◆ Exercise brief ◆
What is the number of lines below that include "this"? Give that number alone.

◆ Material supplied ◆

-------------------------

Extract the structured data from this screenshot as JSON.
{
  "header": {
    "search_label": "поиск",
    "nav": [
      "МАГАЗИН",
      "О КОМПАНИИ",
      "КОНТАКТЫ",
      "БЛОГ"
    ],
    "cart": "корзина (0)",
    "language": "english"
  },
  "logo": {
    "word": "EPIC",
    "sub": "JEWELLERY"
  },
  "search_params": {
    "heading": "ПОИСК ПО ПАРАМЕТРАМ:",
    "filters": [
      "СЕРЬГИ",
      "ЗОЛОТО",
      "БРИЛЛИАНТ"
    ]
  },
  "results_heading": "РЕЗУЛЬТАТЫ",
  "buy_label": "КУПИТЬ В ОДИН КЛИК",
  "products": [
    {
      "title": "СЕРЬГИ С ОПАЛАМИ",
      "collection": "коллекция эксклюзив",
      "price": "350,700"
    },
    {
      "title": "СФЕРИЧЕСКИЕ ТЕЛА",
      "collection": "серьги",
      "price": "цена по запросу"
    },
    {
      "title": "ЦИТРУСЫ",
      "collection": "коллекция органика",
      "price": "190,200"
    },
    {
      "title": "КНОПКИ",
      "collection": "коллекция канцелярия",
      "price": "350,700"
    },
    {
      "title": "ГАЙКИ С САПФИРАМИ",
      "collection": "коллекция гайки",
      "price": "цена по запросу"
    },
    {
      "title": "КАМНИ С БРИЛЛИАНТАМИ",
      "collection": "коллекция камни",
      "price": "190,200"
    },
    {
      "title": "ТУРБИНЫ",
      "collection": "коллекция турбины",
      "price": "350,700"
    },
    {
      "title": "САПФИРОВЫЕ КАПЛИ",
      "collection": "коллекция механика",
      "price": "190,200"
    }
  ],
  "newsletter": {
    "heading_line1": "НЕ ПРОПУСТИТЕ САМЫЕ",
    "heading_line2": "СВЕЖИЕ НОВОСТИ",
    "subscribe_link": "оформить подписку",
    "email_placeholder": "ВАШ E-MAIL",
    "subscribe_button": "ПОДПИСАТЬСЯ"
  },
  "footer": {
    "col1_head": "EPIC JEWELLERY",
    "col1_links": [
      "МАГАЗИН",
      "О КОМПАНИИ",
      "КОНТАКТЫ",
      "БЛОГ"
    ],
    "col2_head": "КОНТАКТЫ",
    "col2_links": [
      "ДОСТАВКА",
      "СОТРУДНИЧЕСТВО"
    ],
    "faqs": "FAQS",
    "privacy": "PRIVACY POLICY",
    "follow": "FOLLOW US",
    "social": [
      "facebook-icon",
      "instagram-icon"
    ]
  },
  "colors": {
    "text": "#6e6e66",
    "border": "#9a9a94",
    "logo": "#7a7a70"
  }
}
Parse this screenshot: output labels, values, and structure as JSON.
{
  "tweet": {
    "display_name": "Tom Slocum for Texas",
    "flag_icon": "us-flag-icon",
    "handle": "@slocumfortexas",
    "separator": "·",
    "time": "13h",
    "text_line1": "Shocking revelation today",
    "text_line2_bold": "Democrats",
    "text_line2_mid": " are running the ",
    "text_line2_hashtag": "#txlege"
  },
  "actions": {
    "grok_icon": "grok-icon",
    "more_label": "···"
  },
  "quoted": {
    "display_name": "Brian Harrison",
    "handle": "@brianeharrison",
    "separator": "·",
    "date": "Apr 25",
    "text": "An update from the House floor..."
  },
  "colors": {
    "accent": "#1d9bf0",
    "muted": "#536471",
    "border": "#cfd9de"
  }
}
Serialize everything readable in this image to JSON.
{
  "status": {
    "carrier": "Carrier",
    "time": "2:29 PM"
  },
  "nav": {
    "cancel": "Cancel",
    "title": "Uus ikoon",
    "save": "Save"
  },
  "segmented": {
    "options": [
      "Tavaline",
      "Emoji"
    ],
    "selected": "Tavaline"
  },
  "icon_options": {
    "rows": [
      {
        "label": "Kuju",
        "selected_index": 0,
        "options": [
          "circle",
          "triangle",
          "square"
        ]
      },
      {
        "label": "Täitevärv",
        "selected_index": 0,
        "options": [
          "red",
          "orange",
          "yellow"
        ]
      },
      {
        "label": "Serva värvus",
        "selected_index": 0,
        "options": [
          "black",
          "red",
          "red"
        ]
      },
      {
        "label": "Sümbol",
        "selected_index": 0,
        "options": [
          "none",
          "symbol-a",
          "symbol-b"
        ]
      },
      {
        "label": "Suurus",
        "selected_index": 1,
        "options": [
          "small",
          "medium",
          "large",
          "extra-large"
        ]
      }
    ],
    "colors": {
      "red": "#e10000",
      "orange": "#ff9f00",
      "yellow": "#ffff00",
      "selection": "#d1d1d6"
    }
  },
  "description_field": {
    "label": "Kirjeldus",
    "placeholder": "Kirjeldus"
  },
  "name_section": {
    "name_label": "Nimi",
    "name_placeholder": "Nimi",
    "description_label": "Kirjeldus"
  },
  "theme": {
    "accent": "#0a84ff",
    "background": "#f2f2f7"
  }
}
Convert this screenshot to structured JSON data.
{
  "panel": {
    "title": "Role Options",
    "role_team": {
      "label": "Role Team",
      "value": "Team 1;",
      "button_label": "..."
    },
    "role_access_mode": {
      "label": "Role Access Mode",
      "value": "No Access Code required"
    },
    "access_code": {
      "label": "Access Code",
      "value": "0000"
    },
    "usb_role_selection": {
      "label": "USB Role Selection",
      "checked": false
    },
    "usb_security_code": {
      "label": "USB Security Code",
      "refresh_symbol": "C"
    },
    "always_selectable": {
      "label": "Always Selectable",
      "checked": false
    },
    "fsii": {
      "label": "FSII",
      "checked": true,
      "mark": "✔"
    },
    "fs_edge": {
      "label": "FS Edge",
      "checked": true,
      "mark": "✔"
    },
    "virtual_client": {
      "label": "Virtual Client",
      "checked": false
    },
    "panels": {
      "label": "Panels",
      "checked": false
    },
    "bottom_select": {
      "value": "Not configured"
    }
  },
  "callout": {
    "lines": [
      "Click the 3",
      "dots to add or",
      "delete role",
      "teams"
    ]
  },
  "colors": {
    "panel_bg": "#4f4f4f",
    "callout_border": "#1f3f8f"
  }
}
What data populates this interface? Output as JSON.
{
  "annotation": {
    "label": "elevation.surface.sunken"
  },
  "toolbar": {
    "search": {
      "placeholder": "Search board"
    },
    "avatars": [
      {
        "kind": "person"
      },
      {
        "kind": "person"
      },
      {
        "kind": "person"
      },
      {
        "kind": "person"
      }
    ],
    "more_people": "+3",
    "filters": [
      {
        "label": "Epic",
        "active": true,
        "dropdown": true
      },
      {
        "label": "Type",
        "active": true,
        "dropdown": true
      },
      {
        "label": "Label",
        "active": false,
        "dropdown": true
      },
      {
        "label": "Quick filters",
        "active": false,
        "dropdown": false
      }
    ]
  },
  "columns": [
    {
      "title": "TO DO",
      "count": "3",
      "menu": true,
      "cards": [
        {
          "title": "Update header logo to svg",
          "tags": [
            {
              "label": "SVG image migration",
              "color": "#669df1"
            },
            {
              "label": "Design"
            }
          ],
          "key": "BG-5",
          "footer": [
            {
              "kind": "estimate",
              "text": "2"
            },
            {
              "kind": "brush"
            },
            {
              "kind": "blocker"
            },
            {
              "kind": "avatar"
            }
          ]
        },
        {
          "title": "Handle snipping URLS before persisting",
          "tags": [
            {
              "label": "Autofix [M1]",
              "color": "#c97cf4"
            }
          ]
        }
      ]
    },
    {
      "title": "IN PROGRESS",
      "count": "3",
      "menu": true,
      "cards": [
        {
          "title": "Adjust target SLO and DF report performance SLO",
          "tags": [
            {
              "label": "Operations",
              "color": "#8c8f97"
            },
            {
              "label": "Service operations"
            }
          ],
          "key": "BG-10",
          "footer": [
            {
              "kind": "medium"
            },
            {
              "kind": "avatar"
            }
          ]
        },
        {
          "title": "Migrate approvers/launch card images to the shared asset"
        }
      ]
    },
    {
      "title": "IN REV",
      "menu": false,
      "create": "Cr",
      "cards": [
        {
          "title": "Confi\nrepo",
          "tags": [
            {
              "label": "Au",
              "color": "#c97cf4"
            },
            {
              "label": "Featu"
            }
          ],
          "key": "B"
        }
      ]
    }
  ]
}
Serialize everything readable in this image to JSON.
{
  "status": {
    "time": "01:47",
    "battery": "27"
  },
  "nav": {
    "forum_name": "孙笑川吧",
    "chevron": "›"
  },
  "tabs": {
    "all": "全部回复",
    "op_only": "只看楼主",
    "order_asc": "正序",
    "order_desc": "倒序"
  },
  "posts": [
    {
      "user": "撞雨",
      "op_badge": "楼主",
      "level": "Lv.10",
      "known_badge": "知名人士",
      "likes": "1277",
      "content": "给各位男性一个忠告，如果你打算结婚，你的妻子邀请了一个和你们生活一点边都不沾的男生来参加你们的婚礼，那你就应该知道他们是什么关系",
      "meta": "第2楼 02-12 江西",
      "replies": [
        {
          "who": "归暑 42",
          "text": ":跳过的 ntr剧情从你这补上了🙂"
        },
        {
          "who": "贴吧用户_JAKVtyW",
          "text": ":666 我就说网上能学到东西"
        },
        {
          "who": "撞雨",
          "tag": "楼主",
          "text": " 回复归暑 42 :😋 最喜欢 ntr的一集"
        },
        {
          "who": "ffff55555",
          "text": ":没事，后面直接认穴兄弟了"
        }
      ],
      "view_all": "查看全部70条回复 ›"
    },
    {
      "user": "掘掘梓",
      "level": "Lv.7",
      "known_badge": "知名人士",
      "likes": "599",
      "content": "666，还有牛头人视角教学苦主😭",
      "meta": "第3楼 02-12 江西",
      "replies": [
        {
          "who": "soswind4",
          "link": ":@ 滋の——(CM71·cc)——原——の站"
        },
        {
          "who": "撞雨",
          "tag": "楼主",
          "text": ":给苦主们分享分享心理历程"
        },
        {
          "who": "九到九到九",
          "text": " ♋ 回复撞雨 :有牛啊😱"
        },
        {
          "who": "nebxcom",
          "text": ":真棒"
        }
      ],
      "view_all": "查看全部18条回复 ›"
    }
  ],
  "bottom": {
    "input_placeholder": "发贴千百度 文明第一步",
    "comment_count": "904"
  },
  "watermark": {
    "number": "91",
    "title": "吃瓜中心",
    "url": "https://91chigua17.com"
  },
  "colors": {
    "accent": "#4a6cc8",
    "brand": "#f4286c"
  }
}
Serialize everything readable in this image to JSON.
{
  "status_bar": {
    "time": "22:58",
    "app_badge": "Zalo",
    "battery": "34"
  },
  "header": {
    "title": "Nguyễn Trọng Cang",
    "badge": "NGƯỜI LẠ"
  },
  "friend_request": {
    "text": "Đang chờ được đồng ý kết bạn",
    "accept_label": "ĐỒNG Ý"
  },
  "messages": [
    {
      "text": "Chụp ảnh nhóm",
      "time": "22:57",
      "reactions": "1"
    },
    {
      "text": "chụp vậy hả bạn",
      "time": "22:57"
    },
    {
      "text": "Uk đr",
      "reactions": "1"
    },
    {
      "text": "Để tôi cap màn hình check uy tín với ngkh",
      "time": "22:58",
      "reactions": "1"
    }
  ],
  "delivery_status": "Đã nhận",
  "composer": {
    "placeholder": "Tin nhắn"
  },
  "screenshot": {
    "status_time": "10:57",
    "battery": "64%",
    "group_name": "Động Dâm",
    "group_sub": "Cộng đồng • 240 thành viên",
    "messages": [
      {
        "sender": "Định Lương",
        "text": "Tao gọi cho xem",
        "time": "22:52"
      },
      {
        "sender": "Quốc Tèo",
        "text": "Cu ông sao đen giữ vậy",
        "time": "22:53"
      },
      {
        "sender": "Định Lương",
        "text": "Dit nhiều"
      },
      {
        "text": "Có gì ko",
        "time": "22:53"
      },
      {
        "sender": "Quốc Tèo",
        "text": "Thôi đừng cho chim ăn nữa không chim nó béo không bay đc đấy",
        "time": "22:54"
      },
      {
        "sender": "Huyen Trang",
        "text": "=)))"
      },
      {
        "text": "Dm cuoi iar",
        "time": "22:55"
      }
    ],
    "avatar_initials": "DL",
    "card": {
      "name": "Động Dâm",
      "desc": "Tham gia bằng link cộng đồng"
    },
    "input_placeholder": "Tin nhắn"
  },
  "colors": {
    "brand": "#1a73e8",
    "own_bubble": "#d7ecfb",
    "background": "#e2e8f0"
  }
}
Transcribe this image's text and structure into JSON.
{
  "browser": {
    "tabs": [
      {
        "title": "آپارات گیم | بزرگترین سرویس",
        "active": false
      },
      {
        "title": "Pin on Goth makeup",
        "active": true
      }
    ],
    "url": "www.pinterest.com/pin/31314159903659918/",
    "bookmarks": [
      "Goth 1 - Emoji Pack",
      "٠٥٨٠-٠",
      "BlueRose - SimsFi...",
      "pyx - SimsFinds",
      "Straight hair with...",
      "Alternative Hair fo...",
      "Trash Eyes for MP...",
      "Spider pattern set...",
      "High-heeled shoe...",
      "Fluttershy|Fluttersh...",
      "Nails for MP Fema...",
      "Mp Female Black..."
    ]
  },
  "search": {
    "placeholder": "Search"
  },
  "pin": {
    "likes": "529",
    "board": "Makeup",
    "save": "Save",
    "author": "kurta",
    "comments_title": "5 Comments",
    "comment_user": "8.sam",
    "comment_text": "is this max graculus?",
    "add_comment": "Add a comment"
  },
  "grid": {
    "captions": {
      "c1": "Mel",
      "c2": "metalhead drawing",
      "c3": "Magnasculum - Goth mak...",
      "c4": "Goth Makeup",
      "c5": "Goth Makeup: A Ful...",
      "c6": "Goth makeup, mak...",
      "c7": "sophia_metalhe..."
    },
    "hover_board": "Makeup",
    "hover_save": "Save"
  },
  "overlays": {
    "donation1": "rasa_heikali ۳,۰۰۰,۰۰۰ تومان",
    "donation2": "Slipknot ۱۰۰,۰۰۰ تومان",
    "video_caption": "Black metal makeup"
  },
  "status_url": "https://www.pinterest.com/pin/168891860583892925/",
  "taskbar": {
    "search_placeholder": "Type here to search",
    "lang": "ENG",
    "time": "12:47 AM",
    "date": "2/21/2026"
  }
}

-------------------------

◆ Answer below ◆
9